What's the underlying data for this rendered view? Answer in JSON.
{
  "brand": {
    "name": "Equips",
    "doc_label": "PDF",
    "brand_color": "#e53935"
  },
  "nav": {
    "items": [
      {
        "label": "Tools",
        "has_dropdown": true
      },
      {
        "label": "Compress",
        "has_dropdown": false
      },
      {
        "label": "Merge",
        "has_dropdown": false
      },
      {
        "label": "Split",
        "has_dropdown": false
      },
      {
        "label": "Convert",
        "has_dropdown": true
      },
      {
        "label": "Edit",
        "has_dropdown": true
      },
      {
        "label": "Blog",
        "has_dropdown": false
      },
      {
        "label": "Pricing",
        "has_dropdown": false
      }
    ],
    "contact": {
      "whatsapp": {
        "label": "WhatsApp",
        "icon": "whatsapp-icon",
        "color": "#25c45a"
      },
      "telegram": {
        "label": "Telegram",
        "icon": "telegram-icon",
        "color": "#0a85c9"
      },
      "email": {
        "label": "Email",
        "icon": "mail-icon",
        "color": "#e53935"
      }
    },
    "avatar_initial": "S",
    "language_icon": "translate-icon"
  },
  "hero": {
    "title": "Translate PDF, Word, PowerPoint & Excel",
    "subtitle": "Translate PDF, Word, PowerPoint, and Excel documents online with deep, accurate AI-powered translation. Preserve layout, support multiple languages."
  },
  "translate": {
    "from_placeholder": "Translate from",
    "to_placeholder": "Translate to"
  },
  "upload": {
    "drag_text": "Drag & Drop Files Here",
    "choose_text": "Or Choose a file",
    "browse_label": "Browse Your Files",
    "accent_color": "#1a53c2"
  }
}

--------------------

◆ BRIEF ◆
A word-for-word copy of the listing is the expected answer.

◆ RESPONSE TO THE TASK ◆
What's the underlying data for this rendered view? Answer in JSON.
{
  "brand": {
    "name": "Equips",
    "doc_label": "PDF",
    "brand_color": "#e53935"
  },
  "nav": {
    "items": [
      {
        "label": "Tools",
        "has_dropdown": true
      },
      {
        "label": "Compress",
        "has_dropdown": false
      },
      {
        "label": "Merge",
        "has_dropdown": false
      },
      {
        "label": "Split",
        "has_dropdown": false
      },
      {
        "label": "Convert",
        "has_dropdown": true
      },
      {
        "label": "Edit",
        "has_dropdown": true
      },
      {
        "label": "Blog",
        "has_dropdown": false
      },
      {
        "label": "Pricing",
        "has_dropdown": false
      }
    ],
    "contact": {
      "whatsapp": {
        "label": "WhatsApp",
        "icon": "whatsapp-icon",
        "color": "#25c45a"
      },
      "telegram": {
        "label": "Telegram",
        "icon": "telegram-icon",
        "color": "#0a85c9"
      },
      "email": {
        "label": "Email",
        "icon": "mail-icon",
        "color": "#e53935"
      }
    },
    "avatar_initial": "S",
    "language_icon": "translate-icon"
  },
  "hero": {
    "title": "Translate PDF, Word, PowerPoint & Excel",
    "subtitle": "Translate PDF, Word, PowerPoint, and Excel documents online with deep, accurate AI-powered translation. Preserve layout, support multiple languages."
  },
  "translate": {
    "from_placeholder": "Translate from",
    "to_placeholder": "Translate to"
  },
  "upload": {
    "drag_text": "Drag & Drop Files Here",
    "choose_text": "Or Choose a file",
    "browse_label": "Browse Your Files",
    "accent_color": "#1a53c2"
  }
}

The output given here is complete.